Data extracted from a collection

■ ■ ■ ■

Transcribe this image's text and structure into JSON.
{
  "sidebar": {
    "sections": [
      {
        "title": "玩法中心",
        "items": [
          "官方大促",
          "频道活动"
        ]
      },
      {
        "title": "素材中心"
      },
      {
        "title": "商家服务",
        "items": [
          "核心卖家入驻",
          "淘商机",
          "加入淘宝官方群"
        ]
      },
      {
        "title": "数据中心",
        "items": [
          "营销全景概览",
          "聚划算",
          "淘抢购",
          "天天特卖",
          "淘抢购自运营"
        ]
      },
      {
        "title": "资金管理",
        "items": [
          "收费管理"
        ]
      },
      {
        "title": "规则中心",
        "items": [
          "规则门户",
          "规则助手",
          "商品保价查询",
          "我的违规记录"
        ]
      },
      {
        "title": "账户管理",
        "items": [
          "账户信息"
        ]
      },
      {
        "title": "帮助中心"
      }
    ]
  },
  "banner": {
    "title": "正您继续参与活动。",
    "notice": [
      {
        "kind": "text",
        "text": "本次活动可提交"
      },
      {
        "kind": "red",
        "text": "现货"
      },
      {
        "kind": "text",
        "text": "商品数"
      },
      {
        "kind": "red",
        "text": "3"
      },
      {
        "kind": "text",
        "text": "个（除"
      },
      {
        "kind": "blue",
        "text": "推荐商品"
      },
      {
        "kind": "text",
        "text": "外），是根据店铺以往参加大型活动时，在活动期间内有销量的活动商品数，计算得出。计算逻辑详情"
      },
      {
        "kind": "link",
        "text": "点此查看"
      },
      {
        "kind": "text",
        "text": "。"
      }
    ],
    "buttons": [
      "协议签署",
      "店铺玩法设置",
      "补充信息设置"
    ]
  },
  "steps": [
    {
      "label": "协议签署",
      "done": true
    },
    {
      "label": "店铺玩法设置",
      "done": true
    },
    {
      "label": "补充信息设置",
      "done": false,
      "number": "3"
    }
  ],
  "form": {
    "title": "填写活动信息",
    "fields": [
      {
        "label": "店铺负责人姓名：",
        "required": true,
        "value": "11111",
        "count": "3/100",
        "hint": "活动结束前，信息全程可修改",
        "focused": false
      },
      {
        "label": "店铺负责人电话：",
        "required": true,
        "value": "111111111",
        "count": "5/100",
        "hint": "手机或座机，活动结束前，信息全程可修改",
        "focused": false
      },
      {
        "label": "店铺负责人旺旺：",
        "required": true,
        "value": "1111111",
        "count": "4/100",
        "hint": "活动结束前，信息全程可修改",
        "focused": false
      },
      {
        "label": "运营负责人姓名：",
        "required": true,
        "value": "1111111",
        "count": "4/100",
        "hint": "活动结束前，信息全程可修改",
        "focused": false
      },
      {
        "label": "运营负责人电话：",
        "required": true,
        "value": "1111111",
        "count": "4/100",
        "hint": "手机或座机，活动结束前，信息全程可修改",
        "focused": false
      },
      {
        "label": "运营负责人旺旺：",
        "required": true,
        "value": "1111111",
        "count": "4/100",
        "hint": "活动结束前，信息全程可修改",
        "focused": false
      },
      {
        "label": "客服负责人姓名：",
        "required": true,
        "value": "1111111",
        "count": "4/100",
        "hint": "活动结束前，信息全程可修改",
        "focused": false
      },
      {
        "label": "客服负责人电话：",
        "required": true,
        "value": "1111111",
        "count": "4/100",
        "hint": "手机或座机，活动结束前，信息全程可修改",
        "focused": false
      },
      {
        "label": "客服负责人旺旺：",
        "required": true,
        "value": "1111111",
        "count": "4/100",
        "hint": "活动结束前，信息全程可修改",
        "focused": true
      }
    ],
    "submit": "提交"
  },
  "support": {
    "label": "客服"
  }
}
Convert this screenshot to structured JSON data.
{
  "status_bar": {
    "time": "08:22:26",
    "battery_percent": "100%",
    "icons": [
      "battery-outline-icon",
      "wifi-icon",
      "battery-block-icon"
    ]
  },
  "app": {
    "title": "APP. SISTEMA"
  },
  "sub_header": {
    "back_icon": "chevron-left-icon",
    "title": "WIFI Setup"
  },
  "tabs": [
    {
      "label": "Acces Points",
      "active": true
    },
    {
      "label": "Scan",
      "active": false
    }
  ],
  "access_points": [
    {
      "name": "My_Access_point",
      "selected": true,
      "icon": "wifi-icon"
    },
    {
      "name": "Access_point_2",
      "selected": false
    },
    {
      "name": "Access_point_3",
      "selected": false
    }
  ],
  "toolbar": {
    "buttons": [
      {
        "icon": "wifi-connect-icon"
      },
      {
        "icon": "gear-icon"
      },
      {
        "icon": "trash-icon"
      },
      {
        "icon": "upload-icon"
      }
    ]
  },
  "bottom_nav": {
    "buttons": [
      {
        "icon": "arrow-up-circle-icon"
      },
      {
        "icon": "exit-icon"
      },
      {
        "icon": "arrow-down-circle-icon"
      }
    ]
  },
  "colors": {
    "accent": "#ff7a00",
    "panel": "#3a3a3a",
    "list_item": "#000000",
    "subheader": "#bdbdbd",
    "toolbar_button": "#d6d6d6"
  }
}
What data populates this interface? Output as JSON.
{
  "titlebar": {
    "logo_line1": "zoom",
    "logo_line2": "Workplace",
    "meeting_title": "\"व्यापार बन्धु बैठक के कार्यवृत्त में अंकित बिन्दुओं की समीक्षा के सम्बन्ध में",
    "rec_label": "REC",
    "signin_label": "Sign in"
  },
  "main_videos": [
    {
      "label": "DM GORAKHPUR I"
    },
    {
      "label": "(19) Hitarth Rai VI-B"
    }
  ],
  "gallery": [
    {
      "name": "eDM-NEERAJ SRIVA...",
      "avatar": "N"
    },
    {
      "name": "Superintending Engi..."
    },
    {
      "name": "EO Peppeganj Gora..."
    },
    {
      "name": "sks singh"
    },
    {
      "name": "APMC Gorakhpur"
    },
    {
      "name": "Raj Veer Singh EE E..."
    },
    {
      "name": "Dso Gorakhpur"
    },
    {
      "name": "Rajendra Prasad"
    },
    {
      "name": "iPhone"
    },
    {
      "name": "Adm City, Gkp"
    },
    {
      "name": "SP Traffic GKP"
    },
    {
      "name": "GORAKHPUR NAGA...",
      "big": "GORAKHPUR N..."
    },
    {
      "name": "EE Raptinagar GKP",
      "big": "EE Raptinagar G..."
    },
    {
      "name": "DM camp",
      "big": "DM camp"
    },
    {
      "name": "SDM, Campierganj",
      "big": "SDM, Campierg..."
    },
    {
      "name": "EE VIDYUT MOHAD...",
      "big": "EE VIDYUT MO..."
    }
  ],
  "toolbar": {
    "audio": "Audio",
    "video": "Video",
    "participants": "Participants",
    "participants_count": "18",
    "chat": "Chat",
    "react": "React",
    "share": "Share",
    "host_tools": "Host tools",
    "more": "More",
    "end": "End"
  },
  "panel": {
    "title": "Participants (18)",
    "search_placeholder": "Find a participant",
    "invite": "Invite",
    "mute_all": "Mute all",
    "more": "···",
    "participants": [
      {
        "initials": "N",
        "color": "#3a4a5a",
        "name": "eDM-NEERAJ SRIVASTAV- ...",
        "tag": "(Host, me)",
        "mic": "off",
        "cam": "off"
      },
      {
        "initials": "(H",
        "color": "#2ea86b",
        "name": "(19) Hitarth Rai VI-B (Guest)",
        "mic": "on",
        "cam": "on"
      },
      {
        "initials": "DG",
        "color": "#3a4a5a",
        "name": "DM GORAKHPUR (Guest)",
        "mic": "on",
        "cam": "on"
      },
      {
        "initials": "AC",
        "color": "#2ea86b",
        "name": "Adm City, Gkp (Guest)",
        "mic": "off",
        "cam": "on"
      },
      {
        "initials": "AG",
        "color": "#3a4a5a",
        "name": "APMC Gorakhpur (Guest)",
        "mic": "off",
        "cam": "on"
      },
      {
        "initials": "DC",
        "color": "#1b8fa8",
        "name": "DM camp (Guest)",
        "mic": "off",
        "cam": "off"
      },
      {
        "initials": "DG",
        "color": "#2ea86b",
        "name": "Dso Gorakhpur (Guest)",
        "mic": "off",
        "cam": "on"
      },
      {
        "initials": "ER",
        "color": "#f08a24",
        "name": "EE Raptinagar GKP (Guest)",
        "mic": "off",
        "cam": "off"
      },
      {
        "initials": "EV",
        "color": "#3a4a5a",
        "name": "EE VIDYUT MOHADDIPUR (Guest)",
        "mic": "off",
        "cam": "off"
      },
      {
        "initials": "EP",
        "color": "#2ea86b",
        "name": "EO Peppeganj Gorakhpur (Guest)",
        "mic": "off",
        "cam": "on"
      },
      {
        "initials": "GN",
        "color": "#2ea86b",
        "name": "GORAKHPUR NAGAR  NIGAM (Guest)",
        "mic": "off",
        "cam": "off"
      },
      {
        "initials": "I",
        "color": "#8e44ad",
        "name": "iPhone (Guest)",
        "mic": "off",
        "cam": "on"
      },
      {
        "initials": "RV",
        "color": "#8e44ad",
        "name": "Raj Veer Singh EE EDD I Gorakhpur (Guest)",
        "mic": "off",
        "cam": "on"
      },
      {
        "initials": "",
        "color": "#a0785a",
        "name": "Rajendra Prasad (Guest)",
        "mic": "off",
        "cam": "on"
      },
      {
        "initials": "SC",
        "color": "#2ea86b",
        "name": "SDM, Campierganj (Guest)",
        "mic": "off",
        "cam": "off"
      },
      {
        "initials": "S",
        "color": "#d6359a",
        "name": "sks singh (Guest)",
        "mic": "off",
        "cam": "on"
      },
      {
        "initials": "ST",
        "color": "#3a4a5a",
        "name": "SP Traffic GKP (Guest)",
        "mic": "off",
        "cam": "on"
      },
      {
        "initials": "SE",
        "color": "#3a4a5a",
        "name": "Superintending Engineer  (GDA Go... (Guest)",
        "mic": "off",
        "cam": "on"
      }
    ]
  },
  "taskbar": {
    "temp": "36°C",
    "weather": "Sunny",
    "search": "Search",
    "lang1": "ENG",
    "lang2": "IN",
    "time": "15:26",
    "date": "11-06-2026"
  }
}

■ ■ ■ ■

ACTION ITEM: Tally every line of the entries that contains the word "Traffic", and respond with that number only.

RESULT OF THE TASK: 2